There are over 23,000 green wire mesh trash cans spread across New York City. They've changed only slightly since first introduced in the 1930s. (Photo: late pixel/Flickr)
Eco-messaging, ergonomics are key
Given that the DSNY aims to send zero waste to landfills by 2030, sustainability is a key component of what competition judges will be looking for. The BetterBin competition page explains: "Recycled materials, innovative fabrication methods, and/or technologies applied in a clever, imaginative, and original way, are welcome. The design must be able to be easily reconfigured or repurposed for use as a recycling bin, and must accommodate sustainability messaging."
"It gives us this opportunity to engage with New Yorkers, around ‘What are the goals of the city? What’s the city going to be in 10 years? What's the city going to be in 20 years?'" Garcia recently explained to Fast Company of the competition. She notes that New Yorkers feel "really strongly" about litter and where it goes. "One of the things New Yorkers respond to almost immediately is anything having to do with litter. They have a very visceral response to when litter is not in its place."
Ease of use for sanitation workers, who empty each of the baskets at least once a day or more, is also a paramount design concern given that workers must lift the cans, empty them into a truck and then replace them at the curb. To that end, the bins must weigh less than 32 pounds when empty and include ergonomic features that allow for quick, easy and injury-free servicing. Ergonomic unfriendliness is one drawback of the existing '30s-era baskets.

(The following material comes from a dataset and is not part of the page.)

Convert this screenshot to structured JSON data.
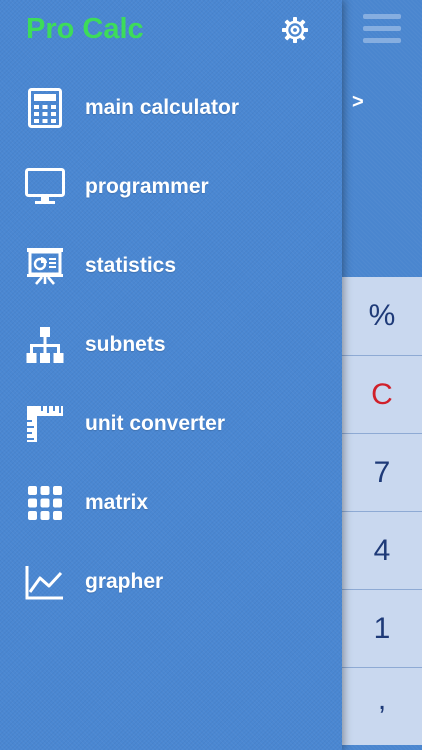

To that end, the receptacles must be easily movable and stackable for security purposes. (New York's public trash cans are temporarily removed for large-scale events.) "Designs must be conscious of and minimize risks associated with misuse of public space infrastructure," reads the brief.
Last but not least, BetterBin submissions must be durable and able to withstand the elements — wind, rain, rowdy tourists — while not breaking the bank. The current public trash cans are already fairly inexpensive and long-lasting, which explains why they've been around for so long. The new winning design should expand on these qualities, costing no more than $175 per can and lasting over a minimum of 2,500 services cycles.
No doubt some New Yorkers will lament the fact that the days of old-school public litter baskets are indeed numbered. It's understandable — these wire mesh workhorses have been gracing city streets for nearly a century. People have become accustomed to them, even when overflowing from the top, oozing mysterious liquids or encircled with large vermin.
But unlike other vestiges of old New York, the baskets aren’t vanishing completely. They're being revamped so that everyone — visitors and those who have resided in the Big Apple for five, 20 or 50 years alike — can make even better use of them. And even in a city beset with hyper-gentrification, this change is nothing but a good thing.
"The look and functionality of a DSNY litter basket has an impact on some 6,500 New York City sanitation workers and millions of New Yorkers and visitors," says Van Alen executive director David van der Leer in a statement. "The potential for positive change is huge, in terms of the number of urban lives this product design touches."
Inset photo: Boss Tweed/flickr